The Restitch Summit was also a reminder that there is no single quick fix, no silver bullet that will solve all our societal problems. Politicians and community leaders should steer clear of grand solutions or sweeping redevelopments. The path to national renewal runs through the local pub, park and corner shop, on “the local and specific” as Rory Stewart put it. We should focus on putting together a critical mass of smaller changes to which we can all contribute, if we work together.

Low-key, immediate changes build confidence in local governance, and help convince people that their concerns are being listened to. They can range from planting street trees, improving  cyclists’ and pedestrians’ access, or encouraging local businesses not just national chains. Studies show that community health can rise and fall on the basis of decisions that seem relatively trivial, such as the location of a new primary school. Schools should be in the heart of their neighbourhoods not sequestrated on the bypass – something we get wrong in nearly all new development.

Restitch also showed that community engagement is crucial. Devolution from central government should not stop at local councils but extend right down to resident associations and other local groups. However, we struggle to empower and enfranchise neighbourhood groups making funding or planning applications for whom, as one of our restitchers memorably said, engaging with officialdom is akin to “shooting arrows into the abyss of the funding system.”

Simplifying that system, and making it more accessible, will lead to more developments that local communities actually want, rather than be left feeling that development has been forced upon them. This is an opportunity to use technology and social media for good. Councils and community groups can use online survey platforms (including our own – Create Communities) quickly, effectively and cheaply to gauge local opinion and generate preferences.
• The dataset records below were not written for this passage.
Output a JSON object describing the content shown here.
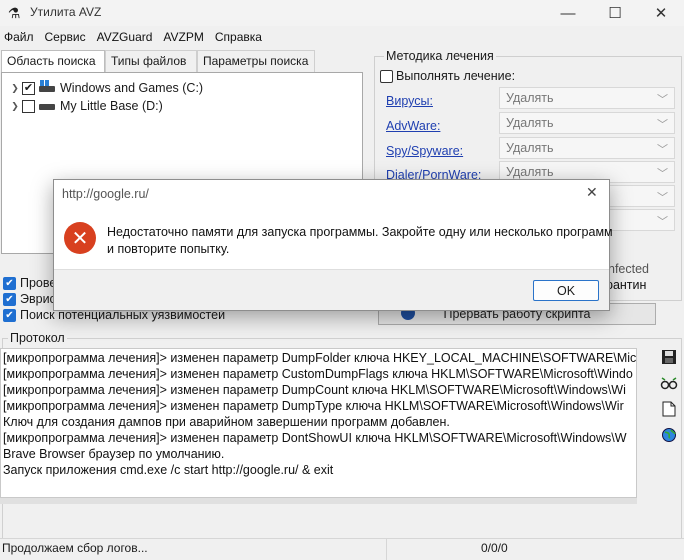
{
  "window": {
    "title": "Утилита AVZ",
    "icon": "avz-icon",
    "controls": {
      "minimize": "—",
      "maximize": "☐",
      "close": "✕"
    }
  },
  "menu": [
    "Файл",
    "Сервис",
    "AVZGuard",
    "AVZPM",
    "Справка"
  ],
  "tabs": [
    "Область поиска",
    "Типы файлов",
    "Параметры поиска"
  ],
  "tree": [
    {
      "label": "Windows and Games  (C:)",
      "checked": true
    },
    {
      "label": "My Little Base (D:)",
      "checked": false
    }
  ],
  "options": [
    "Прове",
    "Эврис",
    "Поиск потенциальных уязвимостей"
  ],
  "method": {
    "legend": "Методика лечения",
    "perform_label": "Выполнять лечение:",
    "rows": [
      {
        "label": "Вирусы:",
        "value": "Удалять"
      },
      {
        "label": "AdvWare:",
        "value": "Удалять"
      },
      {
        "label": "Spy/Spyware:",
        "value": "Удалять"
      },
      {
        "label": "Dialer/PornWare:",
        "value": "Удалять"
      },
      {
        "label": "",
        "value": ""
      },
      {
        "label": "",
        "value": ""
      }
    ],
    "infected_label": "nfected",
    "quarantine_label": "рантин",
    "terminate_button": "Прервать работу скрипта"
  },
  "protocol": {
    "legend": "Протокол",
    "lines": [
      "[микропрограмма лечения]> изменен параметр DumpFolder ключа HKEY_LOCAL_MACHINE\\SOFTWARE\\Micr",
      "[микропрограмма лечения]> изменен параметр CustomDumpFlags ключа HKLM\\SOFTWARE\\Microsoft\\Windo",
      "[микропрограмма лечения]> изменен параметр DumpCount ключа HKLM\\SOFTWARE\\Microsoft\\Windows\\Wi",
      "[микропрограмма лечения]> изменен параметр DumpType ключа HKLM\\SOFTWARE\\Microsoft\\Windows\\Wir",
      "Ключ для создания дампов при аварийном завершении программ добавлен.",
      "[микропрограмма лечения]> изменен параметр DontShowUI ключа HKLM\\SOFTWARE\\Microsoft\\Windows\\W",
      "Brave Browser браузер по умолчанию.",
      "Запуск приложения cmd.exe /c start http://google.ru/ & exit"
    ],
    "side_icons": [
      "save-icon",
      "glasses-icon",
      "page-icon",
      "globe-icon"
    ]
  },
  "status": {
    "text": "Продолжаем сбор логов...",
    "counts": "0/0/0"
  },
  "dialog": {
    "title": "http://google.ru/",
    "close": "✕",
    "message_line1": "Недостаточно памяти для запуска программы. Закройте одну или несколько программ",
    "message_line2": "и повторите попытку.",
    "ok_label": "OK",
    "icon": "error-icon"
  }
}
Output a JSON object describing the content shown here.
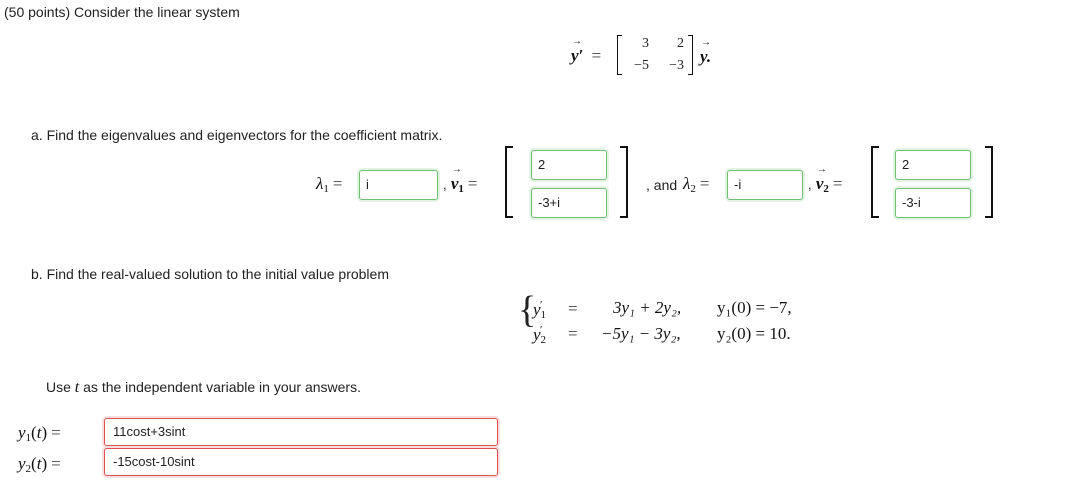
{
  "question": {
    "header": "(50 points) Consider the linear system",
    "system_lhs": "y′",
    "matrix": [
      "3",
      "2",
      "−5",
      "−3"
    ],
    "system_rhs": "y.",
    "part_a": {
      "prompt": "a. Find the eigenvalues and eigenvectors for the coefficient matrix.",
      "lambda1_value": "i",
      "v1": [
        "2",
        "-3+i"
      ],
      "and_text": ", and",
      "lambda2_value": "-i",
      "v2": [
        "2",
        "-3-i"
      ]
    },
    "part_b": {
      "prompt": "b. Find the real-valued solution to the initial value problem",
      "eq1_rhs": "3y₁ + 2y₂,",
      "eq2_rhs": "−5y₁ − 3y₂,",
      "ic1": "y₁(0) = −7,",
      "ic2": "y₂(0) = 10.",
      "use_prefix": "Use",
      "use_var": "t",
      "use_suffix": "as the independent variable in your answers.",
      "y1_answer": "11cost+3sint",
      "y2_answer": "-15cost-10sint"
    }
  },
  "colors": {
    "correct_border": "#6fbf73",
    "incorrect_border": "#d9534f"
  }
}
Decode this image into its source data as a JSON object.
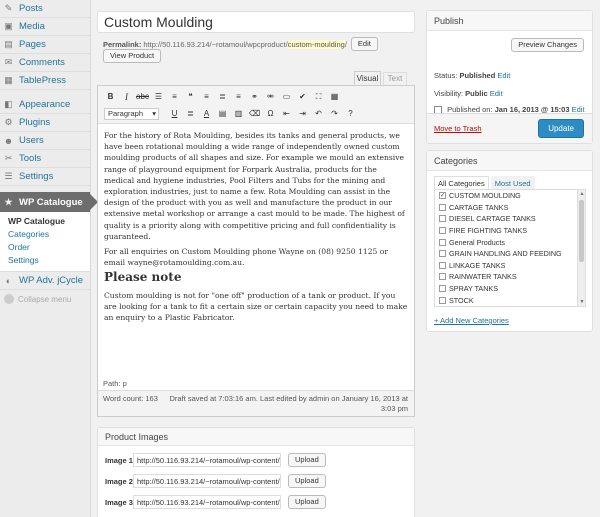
{
  "sidebar": {
    "items": [
      {
        "label": "Posts",
        "icon": "pin-icon",
        "glyph": "✎"
      },
      {
        "label": "Media",
        "icon": "media-icon",
        "glyph": "▣"
      },
      {
        "label": "Pages",
        "icon": "pages-icon",
        "glyph": "▤"
      },
      {
        "label": "Comments",
        "icon": "comment-icon",
        "glyph": "✉"
      },
      {
        "label": "TablePress",
        "icon": "table-icon",
        "glyph": "▦"
      },
      {
        "label": "Appearance",
        "icon": "appearance-icon",
        "glyph": "◧"
      },
      {
        "label": "Plugins",
        "icon": "plugin-icon",
        "glyph": "⚙"
      },
      {
        "label": "Users",
        "icon": "users-icon",
        "glyph": "☻"
      },
      {
        "label": "Tools",
        "icon": "tools-icon",
        "glyph": "✂"
      },
      {
        "label": "Settings",
        "icon": "settings-icon",
        "glyph": "☰"
      }
    ],
    "active": {
      "label": "WP Catalogue",
      "glyph": "★"
    },
    "submenu": [
      "WP Catalogue",
      "Categories",
      "Order",
      "Settings"
    ],
    "extra": {
      "label": "WP Adv. jCycle",
      "glyph": "◐"
    },
    "collapse": "Collapse menu"
  },
  "post": {
    "title": "Custom Moulding",
    "permalink_label": "Permalink:",
    "permalink_base": "http://50.116.93.214/~rotamoul/wpcproduct/",
    "permalink_slug": "custom-moulding",
    "permalink_end": "/",
    "edit_label": "Edit",
    "view_label": "View Product"
  },
  "editor": {
    "tab_visual": "Visual",
    "tab_text": "Text",
    "format": "Paragraph",
    "para1": "For the history of Rota Moulding, besides its tanks and general products, we have been rotational moulding a wide range of independently owned custom moulding products of all shapes and size. For example we mould an extensive range of playground equipment for Forpark Australia, products for the medical and hygiene industries, Pool Filters and Tubs for the mining and exploration industries, just to name a few. Rota Moulding can assist in the design of the product with you as well and manufacture the product in our extensive metal workshop or arrange a cast mould to be made. The highest of quality is a priority along with competitive pricing and full confidentiality is guaranteed.",
    "para2": "For all enquiries on Custom Moulding phone Wayne on (08) 9250 1125 or email wayne@rotamoulding.com.au.",
    "heading": "Please note",
    "para3": "Custom moulding is not for \"one off\" production of a tank or product. If you are looking for a tank to fit a certain size or certain capacity you need to make an enquiry to a Plastic Fabricator.",
    "path": "Path: p",
    "word_count": "Word count: 163",
    "draft": "Draft saved at 7:03:16 am. Last edited by admin on January 16, 2013 at 3:03 pm"
  },
  "images_box": {
    "title": "Product Images",
    "rows": [
      {
        "label": "Image 1",
        "value": "http://50.116.93.214/~rotamoul/wp-content/upl",
        "button": "Upload"
      },
      {
        "label": "Image 2",
        "value": "http://50.116.93.214/~rotamoul/wp-content/upl",
        "button": "Upload"
      },
      {
        "label": "Image 3",
        "value": "http://50.116.93.214/~rotamoul/wp-content/upl",
        "button": "Upload"
      }
    ]
  },
  "publish": {
    "title": "Publish",
    "preview": "Preview Changes",
    "status_label": "Status:",
    "status_value": "Published",
    "visibility_label": "Visibility:",
    "visibility_value": "Public",
    "published_label": "Published on:",
    "published_value": "Jan 16, 2013 @ 15:03",
    "edit": "Edit",
    "trash": "Move to Trash",
    "update": "Update"
  },
  "categories": {
    "title": "Categories",
    "tab_all": "All Categories",
    "tab_used": "Most Used",
    "items": [
      {
        "label": "CUSTOM MOULDING",
        "checked": "✓"
      },
      {
        "label": "CARTAGE TANKS",
        "checked": ""
      },
      {
        "label": "DIESEL CARTAGE TANKS",
        "checked": ""
      },
      {
        "label": "FIRE FIGHTING TANKS",
        "checked": ""
      },
      {
        "label": "General Products",
        "checked": ""
      },
      {
        "label": "GRAIN HANDLING AND FEEDING",
        "checked": ""
      },
      {
        "label": "LINKAGE TANKS",
        "checked": ""
      },
      {
        "label": "RAINWATER TANKS",
        "checked": ""
      },
      {
        "label": "SPRAY TANKS",
        "checked": ""
      },
      {
        "label": "STOCK",
        "checked": ""
      }
    ],
    "add": "+ Add New Categories"
  }
}
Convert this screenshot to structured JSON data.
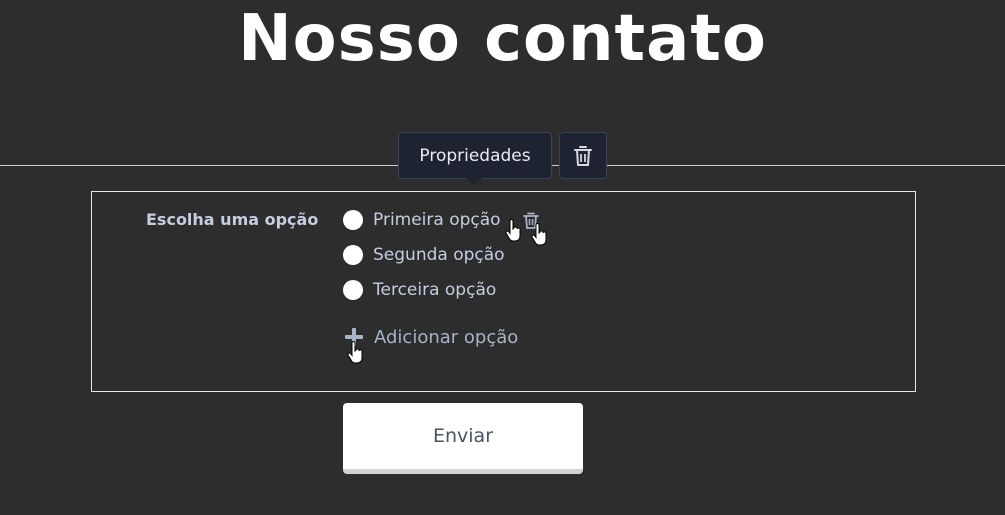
{
  "page": {
    "title": "Nosso contato"
  },
  "toolbar": {
    "properties_label": "Propriedades",
    "delete_icon": "trash-icon"
  },
  "form": {
    "field_label": "Escolha uma opção",
    "options": [
      {
        "label": "Primeira opção"
      },
      {
        "label": "Segunda opção"
      },
      {
        "label": "Terceira opção"
      }
    ],
    "add_option_label": "Adicionar opção",
    "submit_label": "Enviar"
  },
  "colors": {
    "background": "#2d2d2d",
    "toolbar_bg": "#1d2330",
    "label_text": "#c6cde0",
    "add_text": "#a9b2c6",
    "button_bg": "#ffffff"
  }
}
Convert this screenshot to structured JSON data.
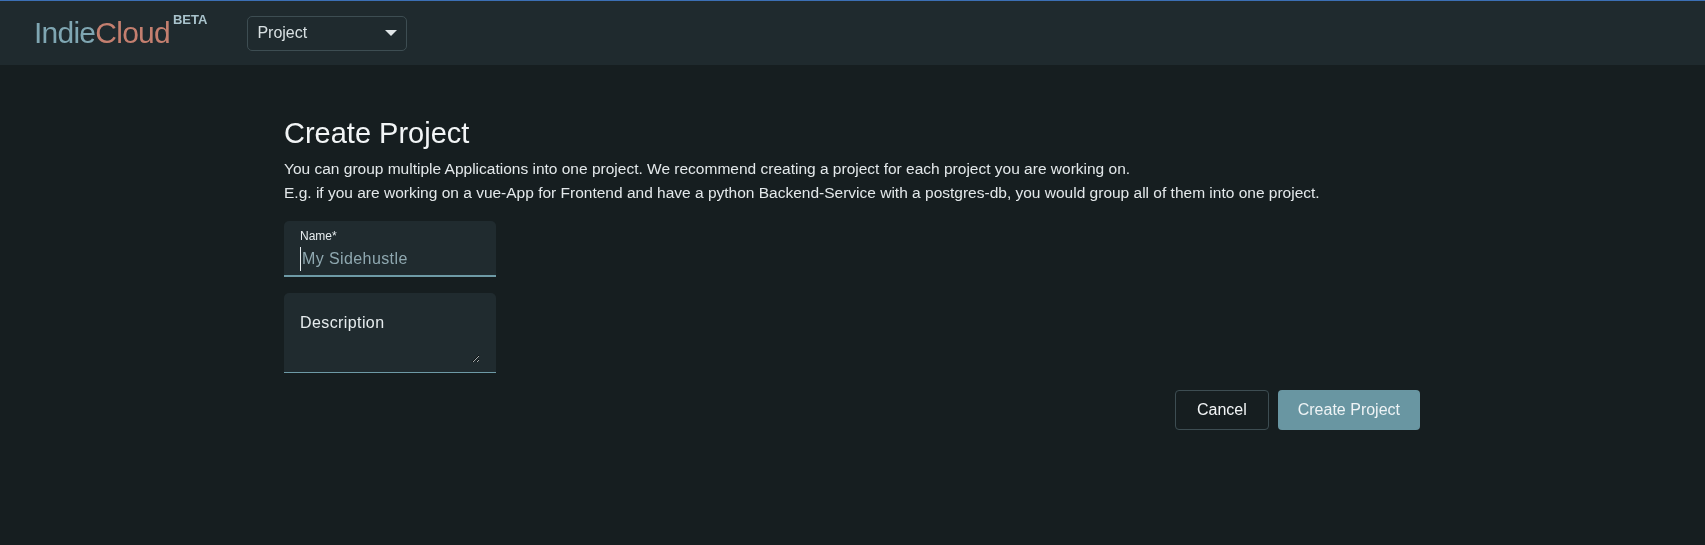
{
  "header": {
    "logo": {
      "part_1": "Indie",
      "part_2": "Cloud",
      "badge": "BETA"
    },
    "project_select": {
      "value": "Project"
    }
  },
  "page": {
    "title": "Create Project",
    "description": [
      "You can group multiple Applications into one project. We recommend creating a project for each project you are working on.",
      "E.g. if you are working on a vue-App for Frontend and have a python Backend-Service with a postgres-db, you would group all of them into one project."
    ],
    "fields": [
      {
        "kind": "input",
        "label": "Name*",
        "placeholder": "My Sidehustle",
        "focused": true
      },
      {
        "kind": "textarea",
        "placeholder": "Description",
        "focused": false
      }
    ],
    "buttons": [
      {
        "label": "Cancel",
        "kind": "outline"
      },
      {
        "label": "Create Project",
        "kind": "primary"
      }
    ]
  }
}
Greater devolution and more community engagement will encourage us all to become ‘restitchers’. To play our part in building the critical mass of solutions. That is the challenge that the Restitch Summit set attendees – to take the ideas discussed at the summit and apply them to their local communities. So here is a challenge and a promise:

The challenge: what actions can you take to restitch your neighbourhood or professional, personal or local community? Please do let Create Streets and Onward know by sharing on social media under the #RestitchAction hashtag. We will also publish an update on this in about six months and will be getting back to conference attendees before then.

The promise: as we collectively and individually develop this agenda and our publications and research in this area, Create Streets and Onward will be running another summit in 12-18 months. This may be the start of something. Watch this space for more…

With thanks to Michael Milner-Watt for research and drafting